Please give back every entry in full, word for word, but none of the pictures.

Excerpts from an interface dataset:

--

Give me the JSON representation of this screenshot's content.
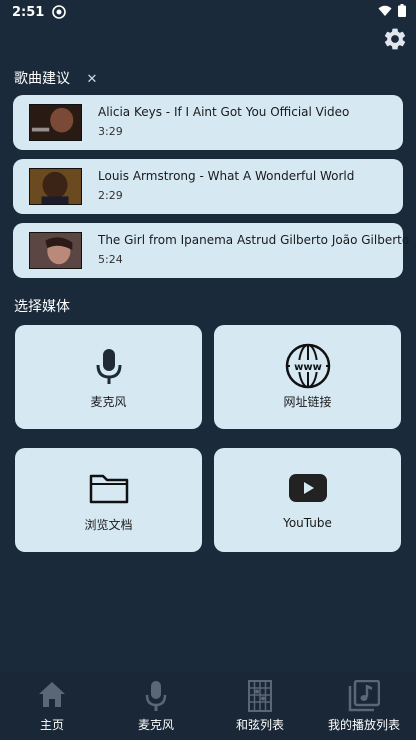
{
  "status_bar": {
    "time": "2:51"
  },
  "suggestions": {
    "title": "歌曲建议",
    "close_label": "✕",
    "songs": [
      {
        "title": "Alicia Keys - If I Aint Got You Official Video",
        "duration": "3:29"
      },
      {
        "title": "Louis Armstrong - What A Wonderful World",
        "duration": "2:29"
      },
      {
        "title": "The Girl from Ipanema  Astrud Gilberto João Gilberto",
        "duration": "5:24"
      }
    ]
  },
  "media": {
    "title": "选择媒体",
    "options": [
      {
        "label": "麦克风",
        "icon": "microphone-icon"
      },
      {
        "label": "网址链接",
        "icon": "globe-www-icon"
      },
      {
        "label": "浏览文档",
        "icon": "folder-icon"
      },
      {
        "label": "YouTube",
        "icon": "youtube-icon"
      }
    ]
  },
  "bottom_nav": {
    "items": [
      {
        "label": "主页",
        "icon": "home-icon"
      },
      {
        "label": "麦克风",
        "icon": "microphone-icon"
      },
      {
        "label": "和弦列表",
        "icon": "chord-grid-icon"
      },
      {
        "label": "我的播放列表",
        "icon": "playlist-icon"
      }
    ]
  },
  "colors": {
    "background": "#1b2a3b",
    "card": "#d6e9f3",
    "nav_bar": "#1a2736"
  }
}
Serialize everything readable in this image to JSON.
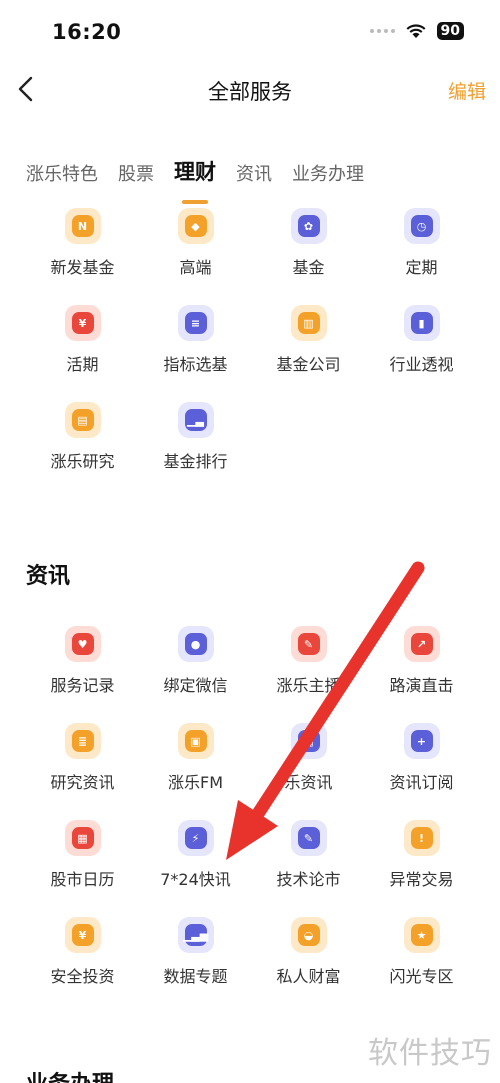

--

▸ Answer space:
Give me the JSON representation of this screenshot's content.
{
  "status_bar": {
    "time": "2:51"
  },
  "suggestions": {
    "title": "歌曲建议",
    "close_label": "✕",
    "songs": [
      {
        "title": "Alicia Keys - If I Aint Got You Official Video",
        "duration": "3:29"
      },
      {
        "title": "Louis Armstrong - What A Wonderful World",
        "duration": "2:29"
      },
      {
        "title": "The Girl from Ipanema  Astrud Gilberto João Gilberto",
        "duration": "5:24"
      }
    ]
  },
  "media": {
    "title": "选择媒体",
    "options": [
      {
        "label": "麦克风",
        "icon": "microphone-icon"
      },
      {
        "label": "网址链接",
        "icon": "globe-www-icon"
      },
      {
        "label": "浏览文档",
        "icon": "folder-icon"
      },
      {
        "label": "YouTube",
        "icon": "youtube-icon"
      }
    ]
  },
  "bottom_nav": {
    "items": [
      {
        "label": "主页",
        "icon": "home-icon"
      },
      {
        "label": "麦克风",
        "icon": "microphone-icon"
      },
      {
        "label": "和弦列表",
        "icon": "chord-grid-icon"
      },
      {
        "label": "我的播放列表",
        "icon": "playlist-icon"
      }
    ]
  },
  "colors": {
    "background": "#1b2a3b",
    "card": "#d6e9f3",
    "nav_bar": "#1a2736"
  }
}
Serialize everything readable in this image to JSON.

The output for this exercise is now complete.